Abdominal hysterectomy

An abdominal hysterectomy is generally carried out when more extensive investigation is required;  for example, in the case of cancer, an enlarged uterus, obesity, large fibroids, extensive adhesions, endometriosis or if the woman has never had children.


The incision is made horizontally, just above the pubic hair line. 


The main advantage of having an abdominal hysterectomy is the reduced risk of urinary tract and blood vessel damage.  This method also allows for the repair of prolapsed if required.  The disadvantage of abdominal hysterectomy is that it is considered the most painful.


Vaginal hysterectomy

This involves making a small incision in the upper portion of the vagina so that the uterus may be removed through the vagina.  The advantages of having a vaginal hysterectomy include a shorter stay in hospital, no visible scar and less pain.  Where possible, a vaginal hysterectomy should be performed in preference to an abdominal hysterectomy.


Laparoscopic hysterectomy

This procedure involves making 3 or 4 small incisions in the abdomen.  A laparoscope is inserted through one of the incisions and into the abdominal cavity; other surgical instruments are then inserted through the remaining incisions.


Laparoscopic procedures are often seen as advantageous due to shorter hospitalization and recovery times compared to open surgery.  It is important that a surgeon is highly experienced in laparoscopic surgery for these benefits to be achieved, be sure to ask questions about your doctors training and experience in this procedure.


Risks and complications

As will ALL surgeries, there are risks.  Whilst medical professionals make every attempt to minimize risks, complications can occur that may have permanent effects.  It is important that you are well informed about the possible complications so that you can weigh up the benefits and risks of the procedure.

Please note:  Smoking, obesity and other significant medical problems greatly increase the risk of complications with any surgery.


Some complications related to hysterectomy include:

  • Post-operative fever
  • Infection


Other more serious complications include:

  • Haemorrhage
  • Formation of a blood clot in the lungs
  • Damage to surrounding organs
  • Urinary complaints


It is also important for women considering hysterectomy to be aware of the potential risk of vaginal vault prolapsed following the surgery.  Vaginal vault prolapse is when the top of the vagina drops down due to a reduction in support structures.  The problem can be corrected with further surgery.  The risk of vaginal vault prolapse can be reduced at the time of the hysterectomy by leaving the cervix in place.  It is worth considering; the cervix may be involved in orgasm for some women, and therefore if it’s removed a decrease in sexual response may be experienced.

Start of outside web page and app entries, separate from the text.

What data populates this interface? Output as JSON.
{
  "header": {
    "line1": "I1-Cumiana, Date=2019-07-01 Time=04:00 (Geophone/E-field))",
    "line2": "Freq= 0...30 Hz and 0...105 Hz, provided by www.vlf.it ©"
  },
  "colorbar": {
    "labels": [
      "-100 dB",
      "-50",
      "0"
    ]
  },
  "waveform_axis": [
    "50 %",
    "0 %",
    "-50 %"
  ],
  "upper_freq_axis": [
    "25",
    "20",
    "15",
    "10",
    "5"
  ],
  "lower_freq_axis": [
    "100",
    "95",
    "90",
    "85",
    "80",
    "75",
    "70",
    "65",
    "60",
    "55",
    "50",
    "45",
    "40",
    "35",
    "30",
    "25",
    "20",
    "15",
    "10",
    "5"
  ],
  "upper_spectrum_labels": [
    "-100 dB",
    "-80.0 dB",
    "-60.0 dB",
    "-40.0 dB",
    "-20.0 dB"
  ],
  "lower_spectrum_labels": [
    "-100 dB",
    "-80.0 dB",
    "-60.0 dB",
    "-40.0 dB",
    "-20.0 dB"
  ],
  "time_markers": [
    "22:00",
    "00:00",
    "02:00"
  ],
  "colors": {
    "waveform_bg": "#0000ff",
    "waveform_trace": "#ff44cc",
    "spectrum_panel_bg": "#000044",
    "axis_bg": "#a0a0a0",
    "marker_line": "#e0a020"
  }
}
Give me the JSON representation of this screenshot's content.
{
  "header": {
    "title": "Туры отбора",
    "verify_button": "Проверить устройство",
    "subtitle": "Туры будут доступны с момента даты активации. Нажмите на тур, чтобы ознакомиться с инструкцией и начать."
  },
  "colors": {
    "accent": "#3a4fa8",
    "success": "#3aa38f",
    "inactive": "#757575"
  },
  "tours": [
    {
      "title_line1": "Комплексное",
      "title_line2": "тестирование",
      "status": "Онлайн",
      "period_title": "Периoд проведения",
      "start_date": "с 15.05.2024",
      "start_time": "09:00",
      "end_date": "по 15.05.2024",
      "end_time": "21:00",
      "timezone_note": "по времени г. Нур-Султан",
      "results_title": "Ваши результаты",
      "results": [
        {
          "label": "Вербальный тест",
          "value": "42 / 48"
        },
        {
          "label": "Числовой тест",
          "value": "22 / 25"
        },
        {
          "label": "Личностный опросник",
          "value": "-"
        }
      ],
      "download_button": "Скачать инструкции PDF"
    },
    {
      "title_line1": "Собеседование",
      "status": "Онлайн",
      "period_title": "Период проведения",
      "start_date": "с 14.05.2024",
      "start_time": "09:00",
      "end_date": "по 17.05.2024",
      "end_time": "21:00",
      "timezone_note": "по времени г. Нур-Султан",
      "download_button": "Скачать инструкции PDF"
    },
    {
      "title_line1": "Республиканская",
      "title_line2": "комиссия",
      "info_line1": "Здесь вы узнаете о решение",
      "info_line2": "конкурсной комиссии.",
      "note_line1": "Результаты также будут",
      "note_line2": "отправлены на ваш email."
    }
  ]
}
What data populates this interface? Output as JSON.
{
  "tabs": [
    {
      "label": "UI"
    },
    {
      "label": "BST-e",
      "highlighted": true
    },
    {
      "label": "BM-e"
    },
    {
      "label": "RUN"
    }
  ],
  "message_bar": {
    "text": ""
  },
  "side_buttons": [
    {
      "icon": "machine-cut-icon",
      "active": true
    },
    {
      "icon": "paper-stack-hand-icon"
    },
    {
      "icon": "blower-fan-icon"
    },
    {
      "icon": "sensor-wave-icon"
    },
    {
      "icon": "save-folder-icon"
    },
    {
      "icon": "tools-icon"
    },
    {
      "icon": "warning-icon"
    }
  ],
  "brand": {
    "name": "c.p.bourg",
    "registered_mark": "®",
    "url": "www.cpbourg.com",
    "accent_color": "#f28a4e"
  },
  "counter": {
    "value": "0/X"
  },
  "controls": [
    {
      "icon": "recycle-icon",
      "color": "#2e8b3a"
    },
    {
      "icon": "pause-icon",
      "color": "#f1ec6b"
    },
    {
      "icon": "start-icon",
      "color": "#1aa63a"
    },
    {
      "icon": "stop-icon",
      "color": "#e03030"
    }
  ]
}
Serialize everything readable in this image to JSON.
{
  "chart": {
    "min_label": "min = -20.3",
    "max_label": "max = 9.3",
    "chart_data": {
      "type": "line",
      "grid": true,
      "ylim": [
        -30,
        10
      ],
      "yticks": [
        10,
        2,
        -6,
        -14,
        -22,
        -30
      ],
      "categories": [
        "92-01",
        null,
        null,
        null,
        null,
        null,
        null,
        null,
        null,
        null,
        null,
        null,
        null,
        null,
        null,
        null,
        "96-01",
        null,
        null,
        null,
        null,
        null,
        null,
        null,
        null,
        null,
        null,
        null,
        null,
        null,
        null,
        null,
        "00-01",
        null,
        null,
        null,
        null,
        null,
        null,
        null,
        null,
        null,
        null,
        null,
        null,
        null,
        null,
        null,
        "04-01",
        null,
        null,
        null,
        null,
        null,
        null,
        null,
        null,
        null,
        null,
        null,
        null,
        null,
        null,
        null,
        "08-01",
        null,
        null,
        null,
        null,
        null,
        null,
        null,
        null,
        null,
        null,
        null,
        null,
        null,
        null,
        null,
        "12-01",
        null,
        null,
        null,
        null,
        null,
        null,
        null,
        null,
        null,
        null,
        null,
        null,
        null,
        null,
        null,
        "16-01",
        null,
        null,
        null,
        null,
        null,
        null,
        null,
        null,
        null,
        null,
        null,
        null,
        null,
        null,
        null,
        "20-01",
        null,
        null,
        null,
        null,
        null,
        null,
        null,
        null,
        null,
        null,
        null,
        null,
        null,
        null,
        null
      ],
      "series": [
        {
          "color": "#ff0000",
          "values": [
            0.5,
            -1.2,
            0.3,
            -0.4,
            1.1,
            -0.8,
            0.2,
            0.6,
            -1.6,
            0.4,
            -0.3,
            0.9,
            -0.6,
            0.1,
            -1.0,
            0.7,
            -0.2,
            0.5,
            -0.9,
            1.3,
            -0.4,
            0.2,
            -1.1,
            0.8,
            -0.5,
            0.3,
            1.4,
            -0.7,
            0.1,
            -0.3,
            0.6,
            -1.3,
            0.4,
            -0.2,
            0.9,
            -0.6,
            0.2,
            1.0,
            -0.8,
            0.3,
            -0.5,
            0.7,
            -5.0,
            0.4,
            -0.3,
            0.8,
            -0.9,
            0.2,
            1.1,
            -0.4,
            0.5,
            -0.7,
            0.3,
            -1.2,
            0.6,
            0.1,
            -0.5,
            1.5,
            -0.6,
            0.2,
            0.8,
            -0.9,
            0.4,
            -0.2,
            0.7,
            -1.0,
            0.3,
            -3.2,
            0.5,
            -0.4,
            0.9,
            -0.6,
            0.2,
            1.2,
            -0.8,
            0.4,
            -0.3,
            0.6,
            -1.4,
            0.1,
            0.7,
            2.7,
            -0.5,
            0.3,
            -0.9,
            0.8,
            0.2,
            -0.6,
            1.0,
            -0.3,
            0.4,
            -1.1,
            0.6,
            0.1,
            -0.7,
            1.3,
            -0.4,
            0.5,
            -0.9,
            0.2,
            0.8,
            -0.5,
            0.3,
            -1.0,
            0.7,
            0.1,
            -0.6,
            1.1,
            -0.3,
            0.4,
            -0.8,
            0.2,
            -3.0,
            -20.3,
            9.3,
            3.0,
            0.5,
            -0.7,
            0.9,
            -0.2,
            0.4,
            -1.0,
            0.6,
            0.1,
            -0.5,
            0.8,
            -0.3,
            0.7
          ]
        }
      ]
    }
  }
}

Following surgery you may experience some abdominal pain and discomfort; this can be relieved with medication.  There may be some vaginal bleeding which should subside after a few days.  Patients are encouraged to get up and walk around the day after surgery.


Hospitalisation time varies depending on the individual and type of hysterectomy performed; generally patients can go home after 2-4 days.


It is important to rest completely for at least the first few days after surgery.  Standing for any length of time should be avoided.  Sit or lay down whenever possible.  Heavy lifting and prolonged standing should be avoided for at least 3 months after having a hysterectomy.


Women generally require 6-8 weeks rest before returning to work or other normal activities.  Sexual penetration should be avoided.